-- Opening Marker --

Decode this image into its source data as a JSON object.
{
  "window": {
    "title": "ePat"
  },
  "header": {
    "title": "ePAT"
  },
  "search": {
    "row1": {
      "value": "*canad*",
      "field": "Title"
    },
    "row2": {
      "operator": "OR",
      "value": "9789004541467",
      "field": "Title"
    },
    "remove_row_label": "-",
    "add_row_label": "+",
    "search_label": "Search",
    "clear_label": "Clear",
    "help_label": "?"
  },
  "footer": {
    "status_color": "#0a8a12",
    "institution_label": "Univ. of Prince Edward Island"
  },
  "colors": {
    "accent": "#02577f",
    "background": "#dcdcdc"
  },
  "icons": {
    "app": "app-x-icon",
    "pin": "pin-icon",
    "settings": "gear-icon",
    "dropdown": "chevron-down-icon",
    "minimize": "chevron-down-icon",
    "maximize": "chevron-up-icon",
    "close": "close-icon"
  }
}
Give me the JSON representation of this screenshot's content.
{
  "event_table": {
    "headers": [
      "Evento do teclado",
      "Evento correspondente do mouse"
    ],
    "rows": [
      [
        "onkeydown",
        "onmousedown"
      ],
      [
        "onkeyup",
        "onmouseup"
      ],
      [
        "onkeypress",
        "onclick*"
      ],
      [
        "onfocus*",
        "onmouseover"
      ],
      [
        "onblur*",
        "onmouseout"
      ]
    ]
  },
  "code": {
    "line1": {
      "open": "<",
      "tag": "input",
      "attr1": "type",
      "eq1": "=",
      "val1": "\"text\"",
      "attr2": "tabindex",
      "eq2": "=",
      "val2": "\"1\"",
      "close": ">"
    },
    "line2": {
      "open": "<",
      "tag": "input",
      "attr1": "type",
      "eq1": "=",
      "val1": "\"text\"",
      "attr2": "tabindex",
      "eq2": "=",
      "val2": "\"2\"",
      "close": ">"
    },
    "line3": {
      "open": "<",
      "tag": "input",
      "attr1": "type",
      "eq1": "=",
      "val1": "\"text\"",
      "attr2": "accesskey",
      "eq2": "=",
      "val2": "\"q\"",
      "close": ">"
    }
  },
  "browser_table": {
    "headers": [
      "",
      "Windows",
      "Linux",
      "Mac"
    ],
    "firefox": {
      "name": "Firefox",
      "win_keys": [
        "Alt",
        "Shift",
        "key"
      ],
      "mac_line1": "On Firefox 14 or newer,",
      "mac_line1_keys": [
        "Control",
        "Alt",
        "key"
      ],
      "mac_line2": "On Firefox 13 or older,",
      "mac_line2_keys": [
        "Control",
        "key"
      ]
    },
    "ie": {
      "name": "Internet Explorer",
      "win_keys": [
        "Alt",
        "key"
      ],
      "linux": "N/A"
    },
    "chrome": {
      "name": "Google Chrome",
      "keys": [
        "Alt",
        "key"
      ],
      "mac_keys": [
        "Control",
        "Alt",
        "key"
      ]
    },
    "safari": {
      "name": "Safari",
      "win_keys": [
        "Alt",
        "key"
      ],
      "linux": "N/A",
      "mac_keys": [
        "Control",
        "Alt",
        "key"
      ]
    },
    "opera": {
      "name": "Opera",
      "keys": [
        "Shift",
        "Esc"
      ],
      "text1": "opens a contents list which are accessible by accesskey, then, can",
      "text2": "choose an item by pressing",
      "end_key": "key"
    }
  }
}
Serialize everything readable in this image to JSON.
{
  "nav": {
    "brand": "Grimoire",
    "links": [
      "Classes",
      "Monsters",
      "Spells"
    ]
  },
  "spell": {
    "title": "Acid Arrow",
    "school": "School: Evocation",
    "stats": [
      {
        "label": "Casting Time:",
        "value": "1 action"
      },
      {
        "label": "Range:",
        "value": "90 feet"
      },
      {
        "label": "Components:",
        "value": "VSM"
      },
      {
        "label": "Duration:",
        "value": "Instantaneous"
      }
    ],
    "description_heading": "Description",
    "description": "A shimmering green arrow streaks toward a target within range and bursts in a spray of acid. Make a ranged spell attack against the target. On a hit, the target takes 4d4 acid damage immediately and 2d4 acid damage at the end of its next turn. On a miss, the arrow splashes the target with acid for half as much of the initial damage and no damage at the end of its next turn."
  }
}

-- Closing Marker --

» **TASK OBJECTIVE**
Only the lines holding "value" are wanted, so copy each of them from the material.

» **COMPLETED TASK**
      "value": "*canad*",
      "value": "9789004541467",
        "value": "1 action"
        "value": "90 feet"
        "value": "VSM"
        "value": "Instantaneous"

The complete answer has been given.